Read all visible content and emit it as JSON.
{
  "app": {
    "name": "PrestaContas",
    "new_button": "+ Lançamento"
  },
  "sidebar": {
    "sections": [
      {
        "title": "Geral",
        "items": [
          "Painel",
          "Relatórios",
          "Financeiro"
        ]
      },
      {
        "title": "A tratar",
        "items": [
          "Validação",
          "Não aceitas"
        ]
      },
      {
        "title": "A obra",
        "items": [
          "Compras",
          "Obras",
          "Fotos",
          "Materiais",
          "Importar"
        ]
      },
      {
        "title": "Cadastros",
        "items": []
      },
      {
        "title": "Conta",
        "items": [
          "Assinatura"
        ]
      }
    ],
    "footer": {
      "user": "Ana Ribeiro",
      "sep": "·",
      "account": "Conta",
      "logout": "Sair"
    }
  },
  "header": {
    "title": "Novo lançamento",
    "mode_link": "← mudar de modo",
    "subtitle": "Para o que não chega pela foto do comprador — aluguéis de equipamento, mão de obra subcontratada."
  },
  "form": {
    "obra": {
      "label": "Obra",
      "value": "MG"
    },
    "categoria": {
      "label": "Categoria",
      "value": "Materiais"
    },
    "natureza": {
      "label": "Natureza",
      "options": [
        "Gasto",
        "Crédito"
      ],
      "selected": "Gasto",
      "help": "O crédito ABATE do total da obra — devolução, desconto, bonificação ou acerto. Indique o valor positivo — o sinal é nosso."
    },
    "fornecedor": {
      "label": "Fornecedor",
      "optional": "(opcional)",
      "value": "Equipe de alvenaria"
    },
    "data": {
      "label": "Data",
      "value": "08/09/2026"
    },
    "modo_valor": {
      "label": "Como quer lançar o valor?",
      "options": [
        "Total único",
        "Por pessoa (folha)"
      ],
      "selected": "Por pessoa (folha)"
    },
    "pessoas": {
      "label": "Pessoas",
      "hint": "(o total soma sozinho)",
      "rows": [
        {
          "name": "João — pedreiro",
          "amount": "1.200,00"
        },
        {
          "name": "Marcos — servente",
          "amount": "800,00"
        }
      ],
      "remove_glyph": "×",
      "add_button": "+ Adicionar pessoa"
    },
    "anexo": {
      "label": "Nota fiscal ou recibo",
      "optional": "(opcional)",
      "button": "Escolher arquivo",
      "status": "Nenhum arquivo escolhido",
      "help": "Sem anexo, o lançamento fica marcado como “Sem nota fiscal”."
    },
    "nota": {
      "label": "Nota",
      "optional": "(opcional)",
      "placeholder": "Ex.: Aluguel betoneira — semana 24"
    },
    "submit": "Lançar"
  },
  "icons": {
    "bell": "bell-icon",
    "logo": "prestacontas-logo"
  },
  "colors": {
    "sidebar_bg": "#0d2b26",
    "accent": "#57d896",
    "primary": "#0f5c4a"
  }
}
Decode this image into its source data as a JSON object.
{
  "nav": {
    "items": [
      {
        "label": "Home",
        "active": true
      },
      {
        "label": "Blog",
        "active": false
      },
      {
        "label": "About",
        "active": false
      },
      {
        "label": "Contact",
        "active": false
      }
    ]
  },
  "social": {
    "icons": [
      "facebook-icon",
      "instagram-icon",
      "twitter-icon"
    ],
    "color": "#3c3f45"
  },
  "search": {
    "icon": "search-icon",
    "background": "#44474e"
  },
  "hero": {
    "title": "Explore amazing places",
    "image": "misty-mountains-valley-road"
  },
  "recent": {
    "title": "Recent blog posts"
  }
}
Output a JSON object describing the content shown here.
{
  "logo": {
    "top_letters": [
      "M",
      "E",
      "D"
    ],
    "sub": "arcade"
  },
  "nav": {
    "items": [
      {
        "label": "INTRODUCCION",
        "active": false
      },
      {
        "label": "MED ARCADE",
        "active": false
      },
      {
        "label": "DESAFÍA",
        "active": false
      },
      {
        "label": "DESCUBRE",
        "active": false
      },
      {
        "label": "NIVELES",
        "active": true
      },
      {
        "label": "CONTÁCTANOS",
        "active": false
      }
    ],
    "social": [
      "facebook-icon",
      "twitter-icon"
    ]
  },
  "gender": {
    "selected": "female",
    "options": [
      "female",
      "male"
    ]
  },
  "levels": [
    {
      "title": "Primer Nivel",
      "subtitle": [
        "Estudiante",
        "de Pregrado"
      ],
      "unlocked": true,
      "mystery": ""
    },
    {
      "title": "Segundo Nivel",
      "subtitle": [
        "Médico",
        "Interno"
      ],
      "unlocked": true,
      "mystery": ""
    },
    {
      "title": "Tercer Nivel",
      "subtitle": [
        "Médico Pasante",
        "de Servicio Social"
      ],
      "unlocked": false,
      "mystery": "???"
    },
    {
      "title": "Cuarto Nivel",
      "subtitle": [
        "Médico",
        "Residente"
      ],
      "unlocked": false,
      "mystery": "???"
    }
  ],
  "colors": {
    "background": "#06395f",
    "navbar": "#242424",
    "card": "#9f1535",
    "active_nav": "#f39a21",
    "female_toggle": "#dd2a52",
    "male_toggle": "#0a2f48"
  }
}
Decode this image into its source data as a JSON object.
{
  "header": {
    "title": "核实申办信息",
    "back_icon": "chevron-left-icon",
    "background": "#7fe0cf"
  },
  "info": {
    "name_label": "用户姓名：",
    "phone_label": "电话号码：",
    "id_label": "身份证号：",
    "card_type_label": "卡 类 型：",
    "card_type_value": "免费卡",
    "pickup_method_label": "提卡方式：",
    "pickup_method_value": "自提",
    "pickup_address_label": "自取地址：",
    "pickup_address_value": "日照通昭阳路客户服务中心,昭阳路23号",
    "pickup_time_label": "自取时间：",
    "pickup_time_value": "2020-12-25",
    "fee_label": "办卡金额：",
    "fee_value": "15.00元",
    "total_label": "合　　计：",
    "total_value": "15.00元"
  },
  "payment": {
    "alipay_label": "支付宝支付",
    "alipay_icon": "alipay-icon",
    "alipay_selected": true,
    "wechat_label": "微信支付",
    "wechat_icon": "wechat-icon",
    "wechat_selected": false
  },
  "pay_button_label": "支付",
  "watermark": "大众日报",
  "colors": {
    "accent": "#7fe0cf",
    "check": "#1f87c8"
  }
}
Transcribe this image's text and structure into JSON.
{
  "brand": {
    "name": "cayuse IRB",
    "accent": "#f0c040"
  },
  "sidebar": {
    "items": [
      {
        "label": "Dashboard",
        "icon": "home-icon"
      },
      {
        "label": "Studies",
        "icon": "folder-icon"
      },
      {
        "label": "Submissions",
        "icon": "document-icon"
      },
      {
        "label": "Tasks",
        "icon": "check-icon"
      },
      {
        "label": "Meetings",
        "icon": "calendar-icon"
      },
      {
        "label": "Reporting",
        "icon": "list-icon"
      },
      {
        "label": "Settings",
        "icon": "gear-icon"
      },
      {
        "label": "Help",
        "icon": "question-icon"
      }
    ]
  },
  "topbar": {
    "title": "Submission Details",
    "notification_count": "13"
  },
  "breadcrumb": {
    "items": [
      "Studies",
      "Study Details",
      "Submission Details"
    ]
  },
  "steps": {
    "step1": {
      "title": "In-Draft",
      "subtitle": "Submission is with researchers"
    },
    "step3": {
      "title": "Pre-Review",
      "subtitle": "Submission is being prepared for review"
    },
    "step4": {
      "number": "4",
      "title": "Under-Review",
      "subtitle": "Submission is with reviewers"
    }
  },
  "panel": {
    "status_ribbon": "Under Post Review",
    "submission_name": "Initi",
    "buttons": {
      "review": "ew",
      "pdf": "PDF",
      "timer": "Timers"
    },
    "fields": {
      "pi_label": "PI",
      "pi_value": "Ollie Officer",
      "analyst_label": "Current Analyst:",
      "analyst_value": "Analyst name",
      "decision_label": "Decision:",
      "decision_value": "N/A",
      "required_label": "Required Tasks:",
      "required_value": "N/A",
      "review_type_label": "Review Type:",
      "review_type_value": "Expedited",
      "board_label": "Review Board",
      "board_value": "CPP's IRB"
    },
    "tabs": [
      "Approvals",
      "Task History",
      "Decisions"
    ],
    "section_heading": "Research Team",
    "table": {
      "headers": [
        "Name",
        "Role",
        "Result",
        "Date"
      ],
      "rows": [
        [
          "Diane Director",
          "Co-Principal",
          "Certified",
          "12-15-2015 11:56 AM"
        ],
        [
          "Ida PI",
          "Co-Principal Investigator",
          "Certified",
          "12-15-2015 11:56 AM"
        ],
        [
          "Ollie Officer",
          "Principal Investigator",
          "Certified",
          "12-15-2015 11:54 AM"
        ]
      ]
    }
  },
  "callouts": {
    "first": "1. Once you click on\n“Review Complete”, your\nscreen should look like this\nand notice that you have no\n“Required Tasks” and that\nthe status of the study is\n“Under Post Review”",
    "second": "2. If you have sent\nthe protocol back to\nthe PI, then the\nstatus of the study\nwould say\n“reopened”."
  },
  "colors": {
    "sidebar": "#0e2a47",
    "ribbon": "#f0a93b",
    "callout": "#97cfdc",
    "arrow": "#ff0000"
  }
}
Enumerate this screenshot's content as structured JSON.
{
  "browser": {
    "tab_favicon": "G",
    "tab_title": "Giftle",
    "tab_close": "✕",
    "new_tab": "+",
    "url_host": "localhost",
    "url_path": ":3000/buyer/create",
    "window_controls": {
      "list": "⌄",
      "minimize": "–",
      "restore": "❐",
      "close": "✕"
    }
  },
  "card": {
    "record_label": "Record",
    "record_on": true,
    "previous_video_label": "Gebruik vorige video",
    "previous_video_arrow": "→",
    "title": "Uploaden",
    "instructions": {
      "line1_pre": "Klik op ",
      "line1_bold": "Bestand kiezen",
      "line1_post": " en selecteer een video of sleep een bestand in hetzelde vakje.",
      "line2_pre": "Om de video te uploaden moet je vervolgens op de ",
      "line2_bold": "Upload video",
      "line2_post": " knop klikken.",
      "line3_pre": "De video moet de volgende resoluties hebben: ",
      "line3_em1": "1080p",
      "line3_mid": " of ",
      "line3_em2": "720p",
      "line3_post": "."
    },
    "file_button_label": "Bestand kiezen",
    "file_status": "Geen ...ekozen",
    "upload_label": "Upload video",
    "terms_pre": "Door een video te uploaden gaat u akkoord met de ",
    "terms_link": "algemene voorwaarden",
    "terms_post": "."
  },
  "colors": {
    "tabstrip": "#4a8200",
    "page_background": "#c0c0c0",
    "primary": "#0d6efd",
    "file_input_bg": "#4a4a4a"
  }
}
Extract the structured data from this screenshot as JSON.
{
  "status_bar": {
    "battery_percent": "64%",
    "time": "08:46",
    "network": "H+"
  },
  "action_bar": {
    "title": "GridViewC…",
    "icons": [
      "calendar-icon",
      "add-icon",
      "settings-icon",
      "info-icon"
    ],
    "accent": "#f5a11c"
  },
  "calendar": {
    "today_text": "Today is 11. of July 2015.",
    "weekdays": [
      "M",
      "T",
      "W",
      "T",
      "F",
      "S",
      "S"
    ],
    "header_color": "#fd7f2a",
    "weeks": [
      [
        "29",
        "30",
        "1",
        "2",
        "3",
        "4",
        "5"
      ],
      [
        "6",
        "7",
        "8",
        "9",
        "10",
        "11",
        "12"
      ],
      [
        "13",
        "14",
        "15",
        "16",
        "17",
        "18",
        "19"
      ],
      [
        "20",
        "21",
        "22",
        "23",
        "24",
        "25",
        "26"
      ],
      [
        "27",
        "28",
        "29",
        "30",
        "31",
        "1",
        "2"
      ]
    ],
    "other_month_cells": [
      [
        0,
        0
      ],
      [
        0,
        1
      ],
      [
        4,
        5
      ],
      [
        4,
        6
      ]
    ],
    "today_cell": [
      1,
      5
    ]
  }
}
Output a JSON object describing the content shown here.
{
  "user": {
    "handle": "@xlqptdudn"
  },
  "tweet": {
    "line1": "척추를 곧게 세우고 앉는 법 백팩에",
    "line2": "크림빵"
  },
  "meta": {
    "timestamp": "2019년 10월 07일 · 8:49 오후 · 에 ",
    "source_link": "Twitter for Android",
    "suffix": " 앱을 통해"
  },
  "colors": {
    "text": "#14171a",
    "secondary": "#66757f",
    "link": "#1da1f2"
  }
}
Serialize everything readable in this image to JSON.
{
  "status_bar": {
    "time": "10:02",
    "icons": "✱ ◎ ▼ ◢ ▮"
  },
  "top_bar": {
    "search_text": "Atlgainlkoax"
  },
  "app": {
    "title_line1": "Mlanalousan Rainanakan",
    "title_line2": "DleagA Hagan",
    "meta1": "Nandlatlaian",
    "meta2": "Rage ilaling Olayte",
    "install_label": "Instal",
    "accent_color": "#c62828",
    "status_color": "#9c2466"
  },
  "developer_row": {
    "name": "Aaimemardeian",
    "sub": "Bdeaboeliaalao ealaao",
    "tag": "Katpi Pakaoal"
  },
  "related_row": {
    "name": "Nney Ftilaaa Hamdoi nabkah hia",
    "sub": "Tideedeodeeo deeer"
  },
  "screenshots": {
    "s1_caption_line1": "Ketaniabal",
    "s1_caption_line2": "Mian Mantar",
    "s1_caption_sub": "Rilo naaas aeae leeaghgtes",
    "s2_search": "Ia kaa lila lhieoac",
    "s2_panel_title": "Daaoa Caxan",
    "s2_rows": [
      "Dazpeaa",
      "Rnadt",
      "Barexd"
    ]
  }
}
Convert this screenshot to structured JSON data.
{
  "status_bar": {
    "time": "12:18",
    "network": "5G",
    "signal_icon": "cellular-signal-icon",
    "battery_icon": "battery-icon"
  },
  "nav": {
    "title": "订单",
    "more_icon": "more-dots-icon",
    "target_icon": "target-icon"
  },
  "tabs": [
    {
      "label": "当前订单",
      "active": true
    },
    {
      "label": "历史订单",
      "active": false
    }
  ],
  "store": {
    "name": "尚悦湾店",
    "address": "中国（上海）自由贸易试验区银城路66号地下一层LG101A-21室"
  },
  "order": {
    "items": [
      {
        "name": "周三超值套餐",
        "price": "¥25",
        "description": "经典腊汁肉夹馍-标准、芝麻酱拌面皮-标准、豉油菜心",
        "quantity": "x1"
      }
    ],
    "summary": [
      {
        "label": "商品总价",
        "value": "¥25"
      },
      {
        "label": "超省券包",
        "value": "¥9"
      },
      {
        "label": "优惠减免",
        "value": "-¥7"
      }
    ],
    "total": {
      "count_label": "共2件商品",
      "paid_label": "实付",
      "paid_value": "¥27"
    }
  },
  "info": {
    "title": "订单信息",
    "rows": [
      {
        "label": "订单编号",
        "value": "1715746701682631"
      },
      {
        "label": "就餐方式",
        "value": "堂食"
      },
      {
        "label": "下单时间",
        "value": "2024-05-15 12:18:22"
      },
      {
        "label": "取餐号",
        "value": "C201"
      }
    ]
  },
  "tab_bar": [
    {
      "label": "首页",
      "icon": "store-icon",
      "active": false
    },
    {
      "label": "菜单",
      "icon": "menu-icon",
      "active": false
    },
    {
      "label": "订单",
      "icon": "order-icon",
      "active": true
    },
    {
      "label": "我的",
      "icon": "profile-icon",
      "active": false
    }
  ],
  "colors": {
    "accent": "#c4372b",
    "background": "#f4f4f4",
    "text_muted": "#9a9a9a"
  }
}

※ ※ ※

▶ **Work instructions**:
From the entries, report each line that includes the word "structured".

▶ **Answer space**:
Enumerate this screenshot's content as structured JSON.
Extract the structured data from this screenshot as JSON.
Convert this screenshot to structured JSON data.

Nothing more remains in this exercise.